Show each line of the entries below in which the word "true" appears.

Task material Block Start

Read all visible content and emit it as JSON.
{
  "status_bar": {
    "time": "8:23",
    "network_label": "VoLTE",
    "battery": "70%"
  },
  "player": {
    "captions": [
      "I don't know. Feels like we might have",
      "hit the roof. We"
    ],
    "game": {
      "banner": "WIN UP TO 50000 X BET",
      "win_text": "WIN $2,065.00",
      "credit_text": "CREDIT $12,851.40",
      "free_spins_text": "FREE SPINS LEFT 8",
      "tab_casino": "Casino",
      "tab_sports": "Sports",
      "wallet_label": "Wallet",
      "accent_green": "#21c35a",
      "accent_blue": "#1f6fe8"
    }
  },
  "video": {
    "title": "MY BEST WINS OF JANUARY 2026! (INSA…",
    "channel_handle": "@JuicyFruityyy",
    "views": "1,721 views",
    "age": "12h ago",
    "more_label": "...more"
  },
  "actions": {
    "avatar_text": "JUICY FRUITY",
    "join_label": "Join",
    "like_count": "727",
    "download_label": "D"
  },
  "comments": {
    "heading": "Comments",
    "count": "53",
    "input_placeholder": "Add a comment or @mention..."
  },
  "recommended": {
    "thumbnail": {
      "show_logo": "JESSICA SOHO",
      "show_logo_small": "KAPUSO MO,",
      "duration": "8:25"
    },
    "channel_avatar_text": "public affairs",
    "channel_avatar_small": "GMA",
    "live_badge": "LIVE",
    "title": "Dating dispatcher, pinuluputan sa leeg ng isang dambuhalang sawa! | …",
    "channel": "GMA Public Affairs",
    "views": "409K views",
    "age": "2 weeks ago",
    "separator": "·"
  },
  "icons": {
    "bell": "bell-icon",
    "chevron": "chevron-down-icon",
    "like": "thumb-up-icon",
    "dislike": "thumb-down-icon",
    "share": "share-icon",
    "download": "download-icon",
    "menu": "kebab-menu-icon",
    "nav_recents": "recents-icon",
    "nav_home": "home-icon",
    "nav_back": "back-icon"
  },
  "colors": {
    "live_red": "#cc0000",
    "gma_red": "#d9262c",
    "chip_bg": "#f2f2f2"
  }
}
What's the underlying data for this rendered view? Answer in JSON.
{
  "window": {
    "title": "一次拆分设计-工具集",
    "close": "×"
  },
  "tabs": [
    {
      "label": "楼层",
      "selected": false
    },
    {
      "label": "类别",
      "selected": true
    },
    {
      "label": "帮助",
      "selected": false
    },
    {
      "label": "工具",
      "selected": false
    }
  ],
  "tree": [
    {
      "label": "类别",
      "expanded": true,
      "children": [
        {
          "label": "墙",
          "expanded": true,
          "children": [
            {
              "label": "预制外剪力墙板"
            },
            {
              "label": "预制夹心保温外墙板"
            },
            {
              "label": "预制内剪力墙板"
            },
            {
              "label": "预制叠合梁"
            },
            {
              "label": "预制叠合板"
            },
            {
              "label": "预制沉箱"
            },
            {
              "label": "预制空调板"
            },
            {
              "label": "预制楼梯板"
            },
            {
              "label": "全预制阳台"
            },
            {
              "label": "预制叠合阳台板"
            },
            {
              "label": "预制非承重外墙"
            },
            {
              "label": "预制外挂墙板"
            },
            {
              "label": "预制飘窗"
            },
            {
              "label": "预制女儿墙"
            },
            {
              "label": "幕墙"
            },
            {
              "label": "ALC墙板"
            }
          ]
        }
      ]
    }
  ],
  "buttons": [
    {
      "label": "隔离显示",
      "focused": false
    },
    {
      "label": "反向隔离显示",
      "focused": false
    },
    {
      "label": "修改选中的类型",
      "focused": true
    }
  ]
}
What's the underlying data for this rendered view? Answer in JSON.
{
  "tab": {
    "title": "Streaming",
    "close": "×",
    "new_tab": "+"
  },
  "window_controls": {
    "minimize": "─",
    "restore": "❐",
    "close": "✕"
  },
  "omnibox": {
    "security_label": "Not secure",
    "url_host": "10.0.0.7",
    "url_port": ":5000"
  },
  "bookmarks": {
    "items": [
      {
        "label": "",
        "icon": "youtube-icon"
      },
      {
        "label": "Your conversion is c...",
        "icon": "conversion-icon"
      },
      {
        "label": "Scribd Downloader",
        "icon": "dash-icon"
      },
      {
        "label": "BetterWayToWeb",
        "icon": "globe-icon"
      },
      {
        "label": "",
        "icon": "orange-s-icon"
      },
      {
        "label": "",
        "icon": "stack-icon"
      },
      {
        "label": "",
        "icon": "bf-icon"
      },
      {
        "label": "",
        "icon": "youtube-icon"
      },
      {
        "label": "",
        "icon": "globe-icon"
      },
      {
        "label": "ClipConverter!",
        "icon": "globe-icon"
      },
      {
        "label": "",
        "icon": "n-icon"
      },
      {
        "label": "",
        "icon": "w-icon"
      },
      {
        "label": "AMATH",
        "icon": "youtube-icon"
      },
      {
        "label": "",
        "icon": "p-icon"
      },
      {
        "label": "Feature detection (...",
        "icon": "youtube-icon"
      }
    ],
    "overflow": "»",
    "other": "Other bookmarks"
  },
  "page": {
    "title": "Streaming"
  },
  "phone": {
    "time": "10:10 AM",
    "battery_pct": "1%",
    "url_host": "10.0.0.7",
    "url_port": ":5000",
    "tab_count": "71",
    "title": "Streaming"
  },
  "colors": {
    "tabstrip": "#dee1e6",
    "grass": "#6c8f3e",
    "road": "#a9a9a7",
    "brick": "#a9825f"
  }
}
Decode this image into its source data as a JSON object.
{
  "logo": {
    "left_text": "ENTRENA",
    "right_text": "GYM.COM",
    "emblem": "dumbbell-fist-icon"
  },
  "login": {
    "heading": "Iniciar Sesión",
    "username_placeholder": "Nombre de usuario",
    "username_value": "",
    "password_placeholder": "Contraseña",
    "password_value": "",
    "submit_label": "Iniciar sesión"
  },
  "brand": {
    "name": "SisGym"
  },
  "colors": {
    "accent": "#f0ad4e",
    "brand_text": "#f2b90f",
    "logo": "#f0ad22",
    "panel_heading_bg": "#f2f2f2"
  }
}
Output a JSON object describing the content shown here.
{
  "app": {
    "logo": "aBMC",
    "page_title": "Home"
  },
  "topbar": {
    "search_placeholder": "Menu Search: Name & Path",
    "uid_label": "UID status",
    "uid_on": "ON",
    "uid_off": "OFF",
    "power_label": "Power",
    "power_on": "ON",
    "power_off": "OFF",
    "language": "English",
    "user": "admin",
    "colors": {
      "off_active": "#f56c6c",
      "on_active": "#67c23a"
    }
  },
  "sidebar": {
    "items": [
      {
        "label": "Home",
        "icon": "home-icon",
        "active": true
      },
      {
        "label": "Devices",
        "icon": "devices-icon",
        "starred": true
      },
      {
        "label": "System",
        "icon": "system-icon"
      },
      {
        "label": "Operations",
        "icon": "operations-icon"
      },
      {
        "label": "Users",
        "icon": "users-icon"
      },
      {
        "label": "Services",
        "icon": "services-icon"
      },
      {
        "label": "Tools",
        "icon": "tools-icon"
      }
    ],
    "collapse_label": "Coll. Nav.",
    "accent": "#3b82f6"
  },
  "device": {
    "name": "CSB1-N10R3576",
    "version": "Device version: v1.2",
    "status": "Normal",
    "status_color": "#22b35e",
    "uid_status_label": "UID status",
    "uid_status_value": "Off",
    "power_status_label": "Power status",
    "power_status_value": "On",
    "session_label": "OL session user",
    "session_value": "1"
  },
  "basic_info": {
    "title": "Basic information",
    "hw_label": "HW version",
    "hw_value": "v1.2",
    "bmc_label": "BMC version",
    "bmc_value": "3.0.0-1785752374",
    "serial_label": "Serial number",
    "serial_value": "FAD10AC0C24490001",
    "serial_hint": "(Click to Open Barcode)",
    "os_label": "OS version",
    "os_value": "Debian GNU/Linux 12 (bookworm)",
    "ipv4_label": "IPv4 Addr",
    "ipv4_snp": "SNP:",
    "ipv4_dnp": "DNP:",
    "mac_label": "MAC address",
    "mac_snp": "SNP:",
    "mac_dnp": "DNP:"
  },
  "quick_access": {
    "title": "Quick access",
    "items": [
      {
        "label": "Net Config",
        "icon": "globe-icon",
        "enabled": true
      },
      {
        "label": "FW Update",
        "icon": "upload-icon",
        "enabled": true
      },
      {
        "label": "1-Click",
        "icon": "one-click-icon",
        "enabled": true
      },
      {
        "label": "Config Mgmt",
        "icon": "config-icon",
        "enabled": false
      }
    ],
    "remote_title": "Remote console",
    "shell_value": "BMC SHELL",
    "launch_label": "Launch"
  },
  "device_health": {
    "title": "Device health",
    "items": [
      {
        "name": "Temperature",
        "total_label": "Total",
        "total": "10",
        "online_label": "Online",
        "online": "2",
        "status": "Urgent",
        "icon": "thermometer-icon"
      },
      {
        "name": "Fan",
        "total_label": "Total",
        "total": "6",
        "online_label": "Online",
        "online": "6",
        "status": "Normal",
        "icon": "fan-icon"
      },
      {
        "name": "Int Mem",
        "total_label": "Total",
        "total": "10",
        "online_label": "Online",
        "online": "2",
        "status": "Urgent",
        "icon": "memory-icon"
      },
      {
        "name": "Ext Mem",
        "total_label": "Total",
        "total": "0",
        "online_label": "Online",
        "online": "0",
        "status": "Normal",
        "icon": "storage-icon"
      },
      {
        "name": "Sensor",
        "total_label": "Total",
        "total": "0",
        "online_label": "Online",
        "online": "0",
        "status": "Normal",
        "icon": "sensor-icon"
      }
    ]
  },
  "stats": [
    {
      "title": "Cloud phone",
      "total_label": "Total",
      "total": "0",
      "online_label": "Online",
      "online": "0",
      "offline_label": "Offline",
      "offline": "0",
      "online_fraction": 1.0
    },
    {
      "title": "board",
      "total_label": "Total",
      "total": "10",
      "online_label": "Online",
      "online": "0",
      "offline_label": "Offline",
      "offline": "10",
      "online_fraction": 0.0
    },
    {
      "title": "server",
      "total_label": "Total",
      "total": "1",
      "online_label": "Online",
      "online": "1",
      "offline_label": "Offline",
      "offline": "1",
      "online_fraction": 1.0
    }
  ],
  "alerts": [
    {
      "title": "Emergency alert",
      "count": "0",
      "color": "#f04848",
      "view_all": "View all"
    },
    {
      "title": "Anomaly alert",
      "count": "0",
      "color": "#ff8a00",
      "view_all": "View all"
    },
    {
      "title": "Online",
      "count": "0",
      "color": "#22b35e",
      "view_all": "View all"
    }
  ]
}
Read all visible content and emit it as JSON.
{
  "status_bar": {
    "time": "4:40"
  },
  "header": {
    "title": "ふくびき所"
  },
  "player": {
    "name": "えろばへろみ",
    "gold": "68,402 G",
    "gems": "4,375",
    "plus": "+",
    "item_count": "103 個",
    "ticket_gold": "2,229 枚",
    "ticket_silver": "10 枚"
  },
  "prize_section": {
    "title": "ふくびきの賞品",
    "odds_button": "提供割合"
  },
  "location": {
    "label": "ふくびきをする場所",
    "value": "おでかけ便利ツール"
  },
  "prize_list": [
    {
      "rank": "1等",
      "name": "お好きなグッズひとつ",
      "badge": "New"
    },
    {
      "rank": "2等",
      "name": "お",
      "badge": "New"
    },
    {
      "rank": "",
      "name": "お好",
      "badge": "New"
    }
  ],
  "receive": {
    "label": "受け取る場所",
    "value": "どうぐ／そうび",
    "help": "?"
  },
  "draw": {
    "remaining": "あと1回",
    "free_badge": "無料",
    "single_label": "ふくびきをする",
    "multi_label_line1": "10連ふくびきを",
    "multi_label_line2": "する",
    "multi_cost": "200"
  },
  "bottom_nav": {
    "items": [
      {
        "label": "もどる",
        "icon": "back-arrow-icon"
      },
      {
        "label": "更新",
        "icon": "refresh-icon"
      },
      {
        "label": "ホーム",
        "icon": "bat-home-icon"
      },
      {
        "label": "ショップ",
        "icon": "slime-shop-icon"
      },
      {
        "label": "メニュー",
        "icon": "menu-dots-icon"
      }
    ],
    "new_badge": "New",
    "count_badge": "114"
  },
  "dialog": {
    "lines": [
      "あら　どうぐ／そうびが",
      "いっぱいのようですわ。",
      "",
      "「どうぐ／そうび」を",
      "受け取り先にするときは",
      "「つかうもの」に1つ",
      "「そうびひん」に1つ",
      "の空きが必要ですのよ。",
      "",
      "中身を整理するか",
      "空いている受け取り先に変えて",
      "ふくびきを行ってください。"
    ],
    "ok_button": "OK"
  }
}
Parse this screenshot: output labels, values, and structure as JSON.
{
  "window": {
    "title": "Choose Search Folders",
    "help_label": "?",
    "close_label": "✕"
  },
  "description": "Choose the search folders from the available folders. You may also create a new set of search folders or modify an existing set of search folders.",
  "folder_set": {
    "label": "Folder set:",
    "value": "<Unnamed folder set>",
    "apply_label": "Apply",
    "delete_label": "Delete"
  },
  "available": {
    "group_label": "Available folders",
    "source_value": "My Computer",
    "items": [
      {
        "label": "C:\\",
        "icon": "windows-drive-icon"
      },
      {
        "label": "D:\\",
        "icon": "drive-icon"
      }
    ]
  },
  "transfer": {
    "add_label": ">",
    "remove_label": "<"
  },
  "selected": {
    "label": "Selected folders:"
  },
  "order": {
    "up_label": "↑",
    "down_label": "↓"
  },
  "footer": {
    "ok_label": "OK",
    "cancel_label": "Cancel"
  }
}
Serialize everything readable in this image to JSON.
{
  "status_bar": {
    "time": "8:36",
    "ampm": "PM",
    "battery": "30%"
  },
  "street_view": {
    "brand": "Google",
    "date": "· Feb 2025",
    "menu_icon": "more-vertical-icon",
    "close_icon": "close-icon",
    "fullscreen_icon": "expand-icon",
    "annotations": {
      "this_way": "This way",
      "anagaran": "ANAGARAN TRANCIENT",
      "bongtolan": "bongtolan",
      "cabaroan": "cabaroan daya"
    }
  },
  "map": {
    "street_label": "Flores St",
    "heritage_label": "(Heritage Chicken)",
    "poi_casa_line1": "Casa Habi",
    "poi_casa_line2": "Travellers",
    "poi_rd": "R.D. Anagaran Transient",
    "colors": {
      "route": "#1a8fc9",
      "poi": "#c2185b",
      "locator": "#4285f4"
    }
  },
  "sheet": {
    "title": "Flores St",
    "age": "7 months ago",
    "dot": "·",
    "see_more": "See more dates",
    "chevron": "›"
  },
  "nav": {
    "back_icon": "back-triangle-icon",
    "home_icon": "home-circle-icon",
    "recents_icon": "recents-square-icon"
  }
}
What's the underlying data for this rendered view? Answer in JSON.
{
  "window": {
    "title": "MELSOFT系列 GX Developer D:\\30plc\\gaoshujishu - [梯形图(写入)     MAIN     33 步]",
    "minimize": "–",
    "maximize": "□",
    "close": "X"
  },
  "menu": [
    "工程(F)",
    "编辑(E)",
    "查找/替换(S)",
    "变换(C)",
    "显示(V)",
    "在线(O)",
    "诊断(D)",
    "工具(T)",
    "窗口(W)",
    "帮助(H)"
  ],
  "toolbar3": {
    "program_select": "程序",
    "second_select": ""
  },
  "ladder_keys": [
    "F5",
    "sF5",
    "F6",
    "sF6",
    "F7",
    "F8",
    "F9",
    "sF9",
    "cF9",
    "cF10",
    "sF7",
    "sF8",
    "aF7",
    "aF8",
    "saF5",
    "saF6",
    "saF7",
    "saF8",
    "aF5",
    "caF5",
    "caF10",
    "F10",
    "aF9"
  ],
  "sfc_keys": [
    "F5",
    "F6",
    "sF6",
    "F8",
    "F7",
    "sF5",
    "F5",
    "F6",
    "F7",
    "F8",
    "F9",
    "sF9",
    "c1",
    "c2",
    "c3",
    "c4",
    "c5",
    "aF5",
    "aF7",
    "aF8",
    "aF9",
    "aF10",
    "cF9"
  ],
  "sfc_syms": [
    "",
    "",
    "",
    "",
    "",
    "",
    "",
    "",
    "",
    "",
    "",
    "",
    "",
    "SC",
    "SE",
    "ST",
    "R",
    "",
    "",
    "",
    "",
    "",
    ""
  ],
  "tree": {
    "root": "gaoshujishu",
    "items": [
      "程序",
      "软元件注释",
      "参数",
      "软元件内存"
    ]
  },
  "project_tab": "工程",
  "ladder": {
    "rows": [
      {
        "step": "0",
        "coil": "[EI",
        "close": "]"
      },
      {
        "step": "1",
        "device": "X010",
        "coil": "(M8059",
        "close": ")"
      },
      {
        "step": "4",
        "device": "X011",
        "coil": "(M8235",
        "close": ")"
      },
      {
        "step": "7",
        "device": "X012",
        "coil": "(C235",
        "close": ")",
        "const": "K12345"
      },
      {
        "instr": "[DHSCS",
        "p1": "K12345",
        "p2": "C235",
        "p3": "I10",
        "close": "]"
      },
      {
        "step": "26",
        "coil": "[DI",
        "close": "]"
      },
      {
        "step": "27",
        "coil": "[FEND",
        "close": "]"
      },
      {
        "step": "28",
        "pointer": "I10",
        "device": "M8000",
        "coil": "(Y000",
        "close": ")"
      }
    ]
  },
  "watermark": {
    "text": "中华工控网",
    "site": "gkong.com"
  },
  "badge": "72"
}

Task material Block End

■ Reply:
      "selected": true
      "expanded": true,
          "expanded": true,
      "focused": true
        "active": true
        "starred": true
        "enabled": true
        "enabled": true
        "enabled": true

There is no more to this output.